Like many industrialists of his day, Thordarson worked and made his fortune in the city—Chicago, in his case—but felt a strong pull to nature. Originally he planned to keep the island a forest preserve, but in the 1920s he began a 777-acre vacation complex to emulate those of other wealthy men and to evoke a romanticized Icelandic landscape. Charming outbuildings include a stone picnic pavilion (c. 1925) with flaring pagoda roof covered in tiles, a coursed cobblestone greenhouse (c. 1925), and a guesthouse (1926). This last was designed by Frederick Dinkelberg of Chicago and executed in irregularly coursed limestone. Dinkelberg also designed in 1926 the imposing eclectic boathouse-casino. Boats can drift in and out of round-arched portals. The boathouse roof forms a generous deck around the casino, from which rises the second story. Its rustic limestone-rubble walls, large arched windows, and false half-timbered gable with wide overhanging eaves create a picturesque effect. Inside, the casino’s grand hall boasts coursed cobble walls and a massive, crenellated fieldstone fireplace. Set in the hearth, a wooden plaque written in archaic English exhorts visitors to be moderate in mirth. A chandelier made of antlers suggests festive Nordic hunt celebrations. Huge tables and chairs engraved with Icelandic verse originally furnished the room.
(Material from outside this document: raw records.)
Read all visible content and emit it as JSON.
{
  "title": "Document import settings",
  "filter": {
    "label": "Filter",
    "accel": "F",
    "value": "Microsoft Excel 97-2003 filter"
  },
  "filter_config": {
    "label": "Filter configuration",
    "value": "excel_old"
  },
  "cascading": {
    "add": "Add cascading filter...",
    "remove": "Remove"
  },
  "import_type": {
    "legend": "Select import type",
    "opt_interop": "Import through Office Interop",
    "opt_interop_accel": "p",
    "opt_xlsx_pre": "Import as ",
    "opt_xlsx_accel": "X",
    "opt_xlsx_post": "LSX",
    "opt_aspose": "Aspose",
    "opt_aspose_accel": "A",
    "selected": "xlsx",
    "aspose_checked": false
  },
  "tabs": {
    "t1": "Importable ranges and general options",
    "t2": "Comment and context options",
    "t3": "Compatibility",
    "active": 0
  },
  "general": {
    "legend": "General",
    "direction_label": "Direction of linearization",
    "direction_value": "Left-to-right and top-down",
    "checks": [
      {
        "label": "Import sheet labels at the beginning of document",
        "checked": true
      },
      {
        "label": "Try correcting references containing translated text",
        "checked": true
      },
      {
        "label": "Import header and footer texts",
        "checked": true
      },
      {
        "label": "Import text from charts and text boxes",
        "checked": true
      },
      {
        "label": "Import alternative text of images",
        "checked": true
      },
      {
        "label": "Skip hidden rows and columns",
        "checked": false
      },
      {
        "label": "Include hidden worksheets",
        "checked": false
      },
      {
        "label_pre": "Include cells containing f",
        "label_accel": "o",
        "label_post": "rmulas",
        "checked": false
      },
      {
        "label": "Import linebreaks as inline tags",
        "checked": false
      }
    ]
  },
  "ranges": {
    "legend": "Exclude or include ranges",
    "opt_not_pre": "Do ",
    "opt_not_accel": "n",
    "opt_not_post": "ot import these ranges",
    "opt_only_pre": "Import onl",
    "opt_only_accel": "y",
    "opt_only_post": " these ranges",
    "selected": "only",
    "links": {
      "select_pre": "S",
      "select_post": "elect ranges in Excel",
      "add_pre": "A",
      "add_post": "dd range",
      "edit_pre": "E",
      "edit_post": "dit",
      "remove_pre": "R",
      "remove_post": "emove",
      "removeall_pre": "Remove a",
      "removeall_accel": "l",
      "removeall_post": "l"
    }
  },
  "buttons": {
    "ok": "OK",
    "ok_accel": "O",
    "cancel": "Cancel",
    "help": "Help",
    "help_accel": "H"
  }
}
Most of Thordarson’s complex clusters on the western shore of Rock Island, but visitors can follow a mile-long path to the eastern shore, where a dramatic water tower (c. 1929) overlooks Lake Michigan. At the north tip of the island stands the Pottawatomie Lighthouse (1836), which was restored in 2005 by the Friends of Rock Island Lighthouse.